═════ DATA FOR THE TASK ═════

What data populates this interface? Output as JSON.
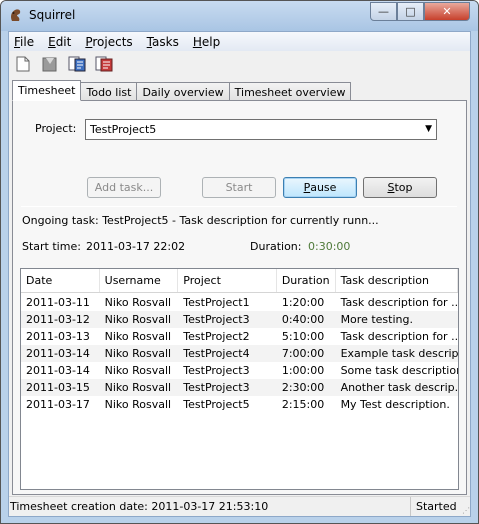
{
  "window": {
    "title": "Squirrel",
    "minimize_glyph": "—",
    "maximize_glyph": "□",
    "close_glyph": "✕"
  },
  "menu": {
    "file": {
      "mnemonic": "F",
      "rest": "ile"
    },
    "edit": {
      "mnemonic": "E",
      "rest": "dit"
    },
    "projects": {
      "mnemonic": "P",
      "rest": "rojects"
    },
    "tasks": {
      "mnemonic": "T",
      "rest": "asks"
    },
    "help": {
      "mnemonic": "H",
      "rest": "elp"
    }
  },
  "toolbar": {
    "icons": [
      "new-document-icon",
      "open-document-icon",
      "export-icon",
      "report-icon"
    ]
  },
  "tabs": [
    "Timesheet",
    "Todo list",
    "Daily overview",
    "Timesheet overview"
  ],
  "form": {
    "project_label": "Project:",
    "project_value": "TestProject5",
    "add_task_label": "Add task...",
    "start_label": "Start",
    "pause_prefix": "",
    "pause_mnemonic": "P",
    "pause_rest": "ause",
    "stop_mnemonic": "S",
    "stop_rest": "top"
  },
  "ongoing": {
    "text": "Ongoing task: TestProject5 - Task description for currently runn...",
    "start_label": "Start time:",
    "start_value": "2011-03-17 22:02",
    "duration_label": "Duration:",
    "duration_value": "0:30:00",
    "duration_color": "#4f7a3a"
  },
  "table": {
    "columns": [
      "Date",
      "Username",
      "Project",
      "Duration",
      "Task description"
    ],
    "rows": [
      [
        "2011-03-11",
        "Niko Rosvall",
        "TestProject1",
        "1:20:00",
        "Task description for ..."
      ],
      [
        "2011-03-12",
        "Niko Rosvall",
        "TestProject3",
        "0:40:00",
        "More testing."
      ],
      [
        "2011-03-13",
        "Niko Rosvall",
        "TestProject2",
        "5:10:00",
        "Task description for ..."
      ],
      [
        "2011-03-14",
        "Niko Rosvall",
        "TestProject4",
        "7:00:00",
        "Example task descrip..."
      ],
      [
        "2011-03-14",
        "Niko Rosvall",
        "TestProject3",
        "1:00:00",
        "Some task description."
      ],
      [
        "2011-03-15",
        "Niko Rosvall",
        "TestProject3",
        "2:30:00",
        "Another task descrip..."
      ],
      [
        "2011-03-17",
        "Niko Rosvall",
        "TestProject5",
        "2:15:00",
        "My Test description."
      ]
    ]
  },
  "status": {
    "left": "Timesheet creation date: 2011-03-17 21:53:10",
    "right": "Started"
  }
}
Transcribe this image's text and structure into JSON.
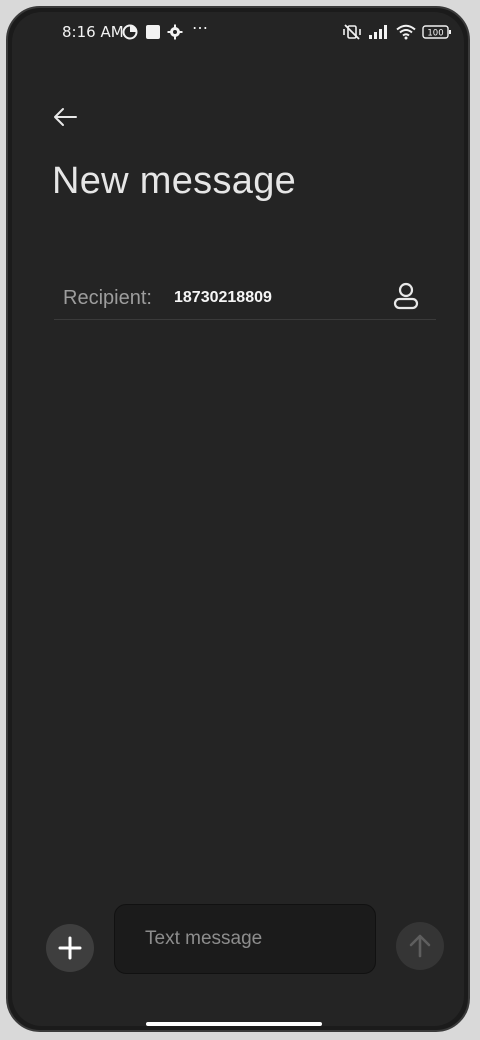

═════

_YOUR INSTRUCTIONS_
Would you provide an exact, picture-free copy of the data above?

_EXERCISE SOLUTION_
What data populates this interface? Output as JSON.
{
  "window": {
    "title": "Squirrel",
    "minimize_glyph": "—",
    "maximize_glyph": "□",
    "close_glyph": "✕"
  },
  "menu": {
    "file": {
      "mnemonic": "F",
      "rest": "ile"
    },
    "edit": {
      "mnemonic": "E",
      "rest": "dit"
    },
    "projects": {
      "mnemonic": "P",
      "rest": "rojects"
    },
    "tasks": {
      "mnemonic": "T",
      "rest": "asks"
    },
    "help": {
      "mnemonic": "H",
      "rest": "elp"
    }
  },
  "toolbar": {
    "icons": [
      "new-document-icon",
      "open-document-icon",
      "export-icon",
      "report-icon"
    ]
  },
  "tabs": [
    "Timesheet",
    "Todo list",
    "Daily overview",
    "Timesheet overview"
  ],
  "form": {
    "project_label": "Project:",
    "project_value": "TestProject5",
    "add_task_label": "Add task...",
    "start_label": "Start",
    "pause_prefix": "",
    "pause_mnemonic": "P",
    "pause_rest": "ause",
    "stop_mnemonic": "S",
    "stop_rest": "top"
  },
  "ongoing": {
    "text": "Ongoing task: TestProject5 - Task description for currently runn...",
    "start_label": "Start time:",
    "start_value": "2011-03-17 22:02",
    "duration_label": "Duration:",
    "duration_value": "0:30:00",
    "duration_color": "#4f7a3a"
  },
  "table": {
    "columns": [
      "Date",
      "Username",
      "Project",
      "Duration",
      "Task description"
    ],
    "rows": [
      [
        "2011-03-11",
        "Niko Rosvall",
        "TestProject1",
        "1:20:00",
        "Task description for ..."
      ],
      [
        "2011-03-12",
        "Niko Rosvall",
        "TestProject3",
        "0:40:00",
        "More testing."
      ],
      [
        "2011-03-13",
        "Niko Rosvall",
        "TestProject2",
        "5:10:00",
        "Task description for ..."
      ],
      [
        "2011-03-14",
        "Niko Rosvall",
        "TestProject4",
        "7:00:00",
        "Example task descrip..."
      ],
      [
        "2011-03-14",
        "Niko Rosvall",
        "TestProject3",
        "1:00:00",
        "Some task description."
      ],
      [
        "2011-03-15",
        "Niko Rosvall",
        "TestProject3",
        "2:30:00",
        "Another task descrip..."
      ],
      [
        "2011-03-17",
        "Niko Rosvall",
        "TestProject5",
        "2:15:00",
        "My Test description."
      ]
    ]
  },
  "status": {
    "left": "Timesheet creation date: 2011-03-17 21:53:10",
    "right": "Started"
  }
}
Transcribe this image's text and structure into JSON.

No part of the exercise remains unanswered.